Omit every picture and return the rest of the data unaltered.

+++ Exercise materials +++

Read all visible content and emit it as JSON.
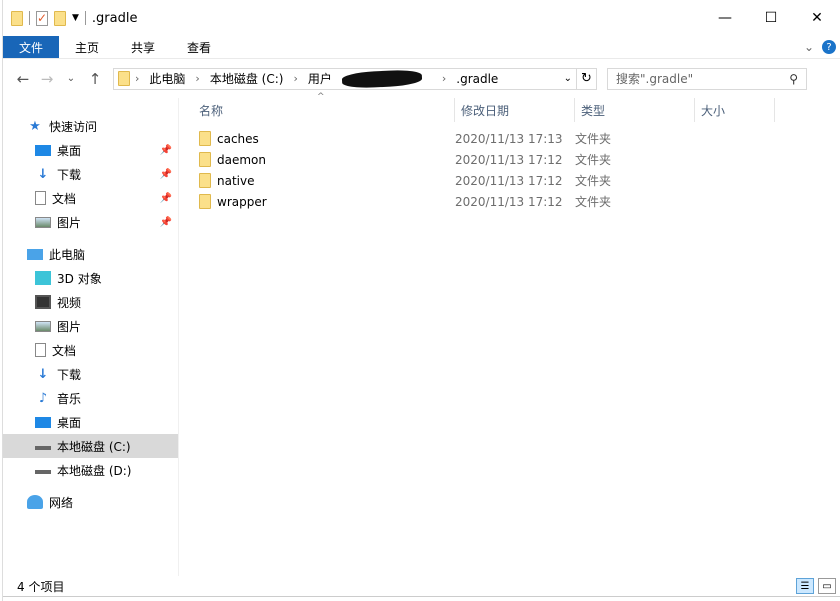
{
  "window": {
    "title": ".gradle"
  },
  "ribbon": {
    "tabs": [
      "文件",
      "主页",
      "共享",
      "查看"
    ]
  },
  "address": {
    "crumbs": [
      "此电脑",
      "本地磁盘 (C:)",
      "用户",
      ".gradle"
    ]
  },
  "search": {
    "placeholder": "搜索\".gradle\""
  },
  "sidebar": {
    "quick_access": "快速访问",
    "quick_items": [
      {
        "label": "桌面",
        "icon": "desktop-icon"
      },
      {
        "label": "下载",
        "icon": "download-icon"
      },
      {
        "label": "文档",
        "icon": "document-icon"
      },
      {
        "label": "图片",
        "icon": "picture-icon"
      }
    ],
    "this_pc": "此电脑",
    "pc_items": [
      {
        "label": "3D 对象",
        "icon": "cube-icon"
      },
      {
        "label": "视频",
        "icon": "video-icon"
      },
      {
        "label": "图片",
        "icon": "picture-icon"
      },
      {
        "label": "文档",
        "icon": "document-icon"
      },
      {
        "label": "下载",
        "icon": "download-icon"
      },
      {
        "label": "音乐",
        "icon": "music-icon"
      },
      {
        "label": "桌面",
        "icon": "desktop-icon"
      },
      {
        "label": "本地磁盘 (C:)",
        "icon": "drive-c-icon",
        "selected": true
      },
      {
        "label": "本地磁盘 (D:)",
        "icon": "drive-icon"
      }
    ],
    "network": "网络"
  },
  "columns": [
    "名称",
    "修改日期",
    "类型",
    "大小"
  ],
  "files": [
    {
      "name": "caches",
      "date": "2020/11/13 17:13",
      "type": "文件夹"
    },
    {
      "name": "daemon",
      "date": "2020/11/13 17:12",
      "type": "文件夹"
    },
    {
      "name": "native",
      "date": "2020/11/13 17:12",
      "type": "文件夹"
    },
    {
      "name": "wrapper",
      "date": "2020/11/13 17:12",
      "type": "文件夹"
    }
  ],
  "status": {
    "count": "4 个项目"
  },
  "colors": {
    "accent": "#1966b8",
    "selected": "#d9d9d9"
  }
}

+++

- Expected answer
Read all visible content and emit it as JSON.
{
  "window": {
    "title": ".gradle"
  },
  "ribbon": {
    "tabs": [
      "文件",
      "主页",
      "共享",
      "查看"
    ]
  },
  "address": {
    "crumbs": [
      "此电脑",
      "本地磁盘 (C:)",
      "用户",
      ".gradle"
    ]
  },
  "search": {
    "placeholder": "搜索\".gradle\""
  },
  "sidebar": {
    "quick_access": "快速访问",
    "quick_items": [
      {
        "label": "桌面",
        "icon": "desktop-icon"
      },
      {
        "label": "下载",
        "icon": "download-icon"
      },
      {
        "label": "文档",
        "icon": "document-icon"
      },
      {
        "label": "图片",
        "icon": "picture-icon"
      }
    ],
    "this_pc": "此电脑",
    "pc_items": [
      {
        "label": "3D 对象",
        "icon": "cube-icon"
      },
      {
        "label": "视频",
        "icon": "video-icon"
      },
      {
        "label": "图片",
        "icon": "picture-icon"
      },
      {
        "label": "文档",
        "icon": "document-icon"
      },
      {
        "label": "下载",
        "icon": "download-icon"
      },
      {
        "label": "音乐",
        "icon": "music-icon"
      },
      {
        "label": "桌面",
        "icon": "desktop-icon"
      },
      {
        "label": "本地磁盘 (C:)",
        "icon": "drive-c-icon",
        "selected": true
      },
      {
        "label": "本地磁盘 (D:)",
        "icon": "drive-icon"
      }
    ],
    "network": "网络"
  },
  "columns": [
    "名称",
    "修改日期",
    "类型",
    "大小"
  ],
  "files": [
    {
      "name": "caches",
      "date": "2020/11/13 17:13",
      "type": "文件夹"
    },
    {
      "name": "daemon",
      "date": "2020/11/13 17:12",
      "type": "文件夹"
    },
    {
      "name": "native",
      "date": "2020/11/13 17:12",
      "type": "文件夹"
    },
    {
      "name": "wrapper",
      "date": "2020/11/13 17:12",
      "type": "文件夹"
    }
  ],
  "status": {
    "count": "4 个项目"
  },
  "colors": {
    "accent": "#1966b8",
    "selected": "#d9d9d9"
  }
}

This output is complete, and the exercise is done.